**TASK ITEM**: Copy out each line of the material in which the word "Pipz" appears.

Start of AVAILABLE DATA

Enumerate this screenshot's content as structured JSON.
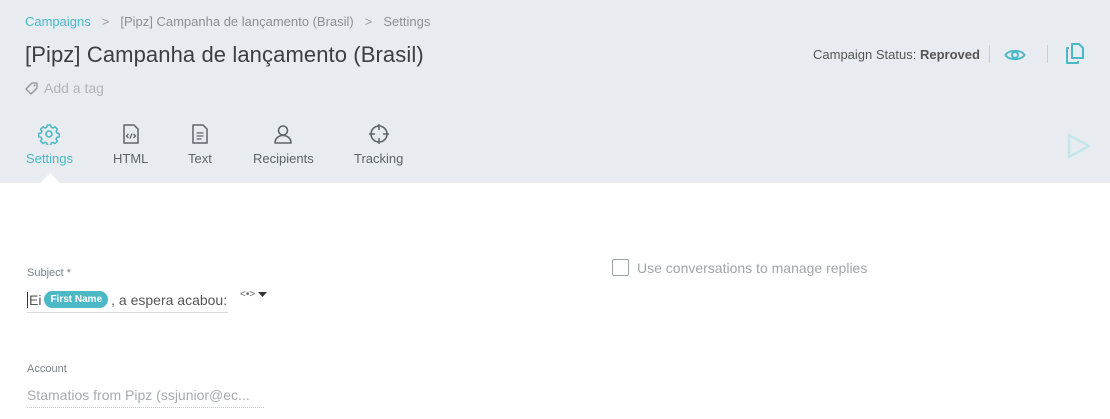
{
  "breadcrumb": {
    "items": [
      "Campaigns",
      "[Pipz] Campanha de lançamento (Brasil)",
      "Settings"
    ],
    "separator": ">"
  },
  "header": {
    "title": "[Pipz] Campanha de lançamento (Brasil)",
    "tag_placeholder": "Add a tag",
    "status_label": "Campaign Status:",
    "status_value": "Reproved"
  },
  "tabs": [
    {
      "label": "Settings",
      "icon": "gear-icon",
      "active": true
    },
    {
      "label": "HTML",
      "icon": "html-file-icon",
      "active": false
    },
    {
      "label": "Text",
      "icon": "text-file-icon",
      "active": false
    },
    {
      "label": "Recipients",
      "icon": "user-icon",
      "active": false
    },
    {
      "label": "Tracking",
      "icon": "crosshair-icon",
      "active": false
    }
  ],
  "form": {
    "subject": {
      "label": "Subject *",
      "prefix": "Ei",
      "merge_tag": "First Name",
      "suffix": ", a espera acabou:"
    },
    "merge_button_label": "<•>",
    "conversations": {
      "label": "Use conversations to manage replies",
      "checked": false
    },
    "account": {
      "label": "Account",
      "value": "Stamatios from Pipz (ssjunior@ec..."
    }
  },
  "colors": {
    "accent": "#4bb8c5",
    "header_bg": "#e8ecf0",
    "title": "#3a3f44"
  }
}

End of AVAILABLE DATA

**SOLVED EXERCISE**:
      "[Pipz] Campanha de lançamento (Brasil)",
    "title": "[Pipz] Campanha de lançamento (Brasil)",
      "value": "Stamatios from Pipz (ssjunior@ec..."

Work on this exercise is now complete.